*** Opening Records ***
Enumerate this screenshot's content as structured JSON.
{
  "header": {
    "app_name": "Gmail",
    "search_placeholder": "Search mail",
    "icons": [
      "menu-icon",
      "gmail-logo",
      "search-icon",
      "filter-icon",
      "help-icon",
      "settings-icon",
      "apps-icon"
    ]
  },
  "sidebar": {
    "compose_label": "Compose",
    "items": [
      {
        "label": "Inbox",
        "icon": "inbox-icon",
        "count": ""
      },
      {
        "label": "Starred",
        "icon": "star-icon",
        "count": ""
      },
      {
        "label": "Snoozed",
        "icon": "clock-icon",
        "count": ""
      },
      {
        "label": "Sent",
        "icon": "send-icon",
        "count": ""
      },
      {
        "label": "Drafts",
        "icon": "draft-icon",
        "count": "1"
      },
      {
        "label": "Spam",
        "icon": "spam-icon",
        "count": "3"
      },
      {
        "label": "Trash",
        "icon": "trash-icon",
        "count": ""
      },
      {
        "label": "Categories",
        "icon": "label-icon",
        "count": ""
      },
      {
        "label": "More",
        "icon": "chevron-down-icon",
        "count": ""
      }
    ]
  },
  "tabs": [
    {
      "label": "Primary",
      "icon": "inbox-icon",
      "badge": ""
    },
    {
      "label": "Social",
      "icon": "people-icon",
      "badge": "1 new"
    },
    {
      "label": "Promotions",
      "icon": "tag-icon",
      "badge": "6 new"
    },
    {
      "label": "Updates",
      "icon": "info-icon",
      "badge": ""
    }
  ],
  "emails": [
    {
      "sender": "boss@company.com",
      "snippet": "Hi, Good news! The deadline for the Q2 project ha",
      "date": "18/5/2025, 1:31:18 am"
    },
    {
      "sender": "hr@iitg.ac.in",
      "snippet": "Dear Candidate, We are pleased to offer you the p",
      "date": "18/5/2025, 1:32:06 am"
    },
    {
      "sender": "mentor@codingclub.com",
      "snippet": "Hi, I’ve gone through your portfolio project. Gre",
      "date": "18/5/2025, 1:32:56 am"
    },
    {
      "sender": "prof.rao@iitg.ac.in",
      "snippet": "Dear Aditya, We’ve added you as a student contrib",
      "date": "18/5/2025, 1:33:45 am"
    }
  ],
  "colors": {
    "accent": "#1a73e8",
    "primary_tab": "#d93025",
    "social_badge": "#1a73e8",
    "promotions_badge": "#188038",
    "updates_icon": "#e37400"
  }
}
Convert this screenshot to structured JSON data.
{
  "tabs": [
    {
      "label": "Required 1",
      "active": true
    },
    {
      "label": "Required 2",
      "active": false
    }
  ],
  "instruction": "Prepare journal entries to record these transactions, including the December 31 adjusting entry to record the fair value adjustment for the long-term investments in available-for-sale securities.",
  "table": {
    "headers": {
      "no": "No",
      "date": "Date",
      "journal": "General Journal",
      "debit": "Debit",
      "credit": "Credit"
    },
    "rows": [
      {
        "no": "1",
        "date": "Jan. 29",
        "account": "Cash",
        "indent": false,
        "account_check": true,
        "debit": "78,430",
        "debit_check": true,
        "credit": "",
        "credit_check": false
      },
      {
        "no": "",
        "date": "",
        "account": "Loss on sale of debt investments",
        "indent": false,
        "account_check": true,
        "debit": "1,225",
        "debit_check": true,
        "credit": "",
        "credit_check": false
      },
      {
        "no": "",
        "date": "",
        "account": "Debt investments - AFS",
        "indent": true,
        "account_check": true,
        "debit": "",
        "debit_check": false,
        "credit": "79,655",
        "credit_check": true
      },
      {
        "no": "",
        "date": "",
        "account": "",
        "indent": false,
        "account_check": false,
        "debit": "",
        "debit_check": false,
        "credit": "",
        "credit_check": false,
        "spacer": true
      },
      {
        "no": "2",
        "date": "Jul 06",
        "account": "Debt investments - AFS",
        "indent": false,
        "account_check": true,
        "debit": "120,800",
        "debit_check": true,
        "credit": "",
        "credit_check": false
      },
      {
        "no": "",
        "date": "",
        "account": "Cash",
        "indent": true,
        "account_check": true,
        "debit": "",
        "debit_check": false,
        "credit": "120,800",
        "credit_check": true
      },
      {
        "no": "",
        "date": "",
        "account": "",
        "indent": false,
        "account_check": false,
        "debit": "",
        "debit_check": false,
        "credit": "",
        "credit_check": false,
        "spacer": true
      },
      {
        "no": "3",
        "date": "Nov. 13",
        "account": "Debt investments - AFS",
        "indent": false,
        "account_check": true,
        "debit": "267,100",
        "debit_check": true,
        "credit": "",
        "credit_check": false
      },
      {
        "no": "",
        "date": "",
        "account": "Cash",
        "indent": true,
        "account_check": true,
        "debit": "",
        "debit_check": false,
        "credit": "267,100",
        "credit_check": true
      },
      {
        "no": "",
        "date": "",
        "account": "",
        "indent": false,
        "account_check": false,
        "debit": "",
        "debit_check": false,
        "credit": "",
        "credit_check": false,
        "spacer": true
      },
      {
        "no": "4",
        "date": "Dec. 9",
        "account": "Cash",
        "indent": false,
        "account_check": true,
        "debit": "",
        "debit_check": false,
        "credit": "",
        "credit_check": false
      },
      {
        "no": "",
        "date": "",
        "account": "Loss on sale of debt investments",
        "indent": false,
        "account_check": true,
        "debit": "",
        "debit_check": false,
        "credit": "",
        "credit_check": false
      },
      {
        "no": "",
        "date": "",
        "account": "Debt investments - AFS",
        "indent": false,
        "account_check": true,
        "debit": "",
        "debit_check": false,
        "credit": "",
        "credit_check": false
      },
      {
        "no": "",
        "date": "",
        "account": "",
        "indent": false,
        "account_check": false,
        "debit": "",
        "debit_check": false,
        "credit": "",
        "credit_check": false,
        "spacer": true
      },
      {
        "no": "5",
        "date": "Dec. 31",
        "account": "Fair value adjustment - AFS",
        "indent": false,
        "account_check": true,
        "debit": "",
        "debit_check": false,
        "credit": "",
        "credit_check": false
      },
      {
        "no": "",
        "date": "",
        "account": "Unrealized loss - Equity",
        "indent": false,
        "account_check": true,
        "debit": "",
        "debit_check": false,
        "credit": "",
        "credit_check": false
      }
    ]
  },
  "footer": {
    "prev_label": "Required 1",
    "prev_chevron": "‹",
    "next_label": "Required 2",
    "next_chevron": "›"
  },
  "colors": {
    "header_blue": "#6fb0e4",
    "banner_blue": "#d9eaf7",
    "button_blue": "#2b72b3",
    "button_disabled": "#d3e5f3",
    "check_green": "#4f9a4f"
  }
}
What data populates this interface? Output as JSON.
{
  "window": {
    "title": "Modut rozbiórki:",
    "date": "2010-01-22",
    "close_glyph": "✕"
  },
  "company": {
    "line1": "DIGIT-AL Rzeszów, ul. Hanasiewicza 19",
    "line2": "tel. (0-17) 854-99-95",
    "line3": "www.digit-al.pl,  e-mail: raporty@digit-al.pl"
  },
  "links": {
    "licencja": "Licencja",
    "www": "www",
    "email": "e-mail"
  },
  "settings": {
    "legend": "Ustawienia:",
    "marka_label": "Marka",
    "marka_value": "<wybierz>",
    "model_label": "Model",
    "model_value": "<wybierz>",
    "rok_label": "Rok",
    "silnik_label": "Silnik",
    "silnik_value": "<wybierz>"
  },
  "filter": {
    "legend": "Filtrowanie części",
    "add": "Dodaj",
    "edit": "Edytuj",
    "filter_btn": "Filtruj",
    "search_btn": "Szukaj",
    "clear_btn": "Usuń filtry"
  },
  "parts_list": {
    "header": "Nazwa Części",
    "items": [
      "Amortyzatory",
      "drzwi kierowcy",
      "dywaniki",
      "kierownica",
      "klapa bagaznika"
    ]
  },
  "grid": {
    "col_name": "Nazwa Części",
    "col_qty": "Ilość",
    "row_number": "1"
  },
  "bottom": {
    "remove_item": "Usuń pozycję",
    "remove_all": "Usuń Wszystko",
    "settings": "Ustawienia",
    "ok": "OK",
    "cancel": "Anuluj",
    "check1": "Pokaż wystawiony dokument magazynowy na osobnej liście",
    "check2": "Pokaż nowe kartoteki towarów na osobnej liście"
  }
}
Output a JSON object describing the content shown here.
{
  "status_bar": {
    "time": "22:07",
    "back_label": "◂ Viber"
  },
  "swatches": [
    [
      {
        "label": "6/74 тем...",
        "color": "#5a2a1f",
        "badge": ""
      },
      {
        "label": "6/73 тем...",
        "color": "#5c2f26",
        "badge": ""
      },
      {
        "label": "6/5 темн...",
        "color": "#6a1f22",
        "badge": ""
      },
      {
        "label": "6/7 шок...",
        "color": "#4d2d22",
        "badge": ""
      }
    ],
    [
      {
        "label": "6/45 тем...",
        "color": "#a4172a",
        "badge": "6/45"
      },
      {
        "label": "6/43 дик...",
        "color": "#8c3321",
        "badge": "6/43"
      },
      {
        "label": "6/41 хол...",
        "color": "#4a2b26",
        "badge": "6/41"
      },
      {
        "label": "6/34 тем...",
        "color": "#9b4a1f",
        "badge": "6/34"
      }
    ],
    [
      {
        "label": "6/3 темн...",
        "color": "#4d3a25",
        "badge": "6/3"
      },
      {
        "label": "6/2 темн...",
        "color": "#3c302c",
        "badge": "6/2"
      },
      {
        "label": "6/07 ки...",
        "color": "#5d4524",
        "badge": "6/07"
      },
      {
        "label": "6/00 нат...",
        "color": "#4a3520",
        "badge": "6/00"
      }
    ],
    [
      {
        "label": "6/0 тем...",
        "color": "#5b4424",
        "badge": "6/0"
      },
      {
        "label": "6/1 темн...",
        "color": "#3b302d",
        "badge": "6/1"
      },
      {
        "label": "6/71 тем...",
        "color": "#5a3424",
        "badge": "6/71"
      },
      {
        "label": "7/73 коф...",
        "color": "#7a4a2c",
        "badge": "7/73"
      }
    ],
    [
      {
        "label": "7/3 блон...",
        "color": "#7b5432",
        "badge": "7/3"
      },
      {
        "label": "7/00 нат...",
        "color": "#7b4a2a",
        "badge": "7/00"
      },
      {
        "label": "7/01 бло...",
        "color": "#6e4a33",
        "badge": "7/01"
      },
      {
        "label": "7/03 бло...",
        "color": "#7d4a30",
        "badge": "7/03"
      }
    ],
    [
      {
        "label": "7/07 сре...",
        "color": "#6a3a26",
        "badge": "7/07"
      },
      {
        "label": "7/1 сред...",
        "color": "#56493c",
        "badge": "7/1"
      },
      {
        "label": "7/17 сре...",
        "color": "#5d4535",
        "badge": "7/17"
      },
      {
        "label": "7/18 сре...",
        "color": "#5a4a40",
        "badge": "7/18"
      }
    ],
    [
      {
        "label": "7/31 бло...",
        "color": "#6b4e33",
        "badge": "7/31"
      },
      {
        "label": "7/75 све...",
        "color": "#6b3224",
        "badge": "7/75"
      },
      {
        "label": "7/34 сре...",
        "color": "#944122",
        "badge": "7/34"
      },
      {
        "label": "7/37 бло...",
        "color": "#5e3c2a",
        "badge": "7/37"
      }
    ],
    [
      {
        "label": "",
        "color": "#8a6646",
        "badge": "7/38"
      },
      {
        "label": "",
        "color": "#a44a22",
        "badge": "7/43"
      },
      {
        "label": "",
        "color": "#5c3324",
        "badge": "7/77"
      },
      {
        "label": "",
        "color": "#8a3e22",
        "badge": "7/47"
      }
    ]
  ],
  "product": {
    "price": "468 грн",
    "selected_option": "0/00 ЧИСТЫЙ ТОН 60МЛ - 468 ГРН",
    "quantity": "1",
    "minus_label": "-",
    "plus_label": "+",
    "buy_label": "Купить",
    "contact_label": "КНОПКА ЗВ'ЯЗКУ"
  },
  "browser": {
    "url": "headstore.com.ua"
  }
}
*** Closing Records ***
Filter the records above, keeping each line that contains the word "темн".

        "label": "6/5 темн...",
        "label": "6/3 темн...",
        "label": "6/2 темн...",
        "label": "6/1 темн...",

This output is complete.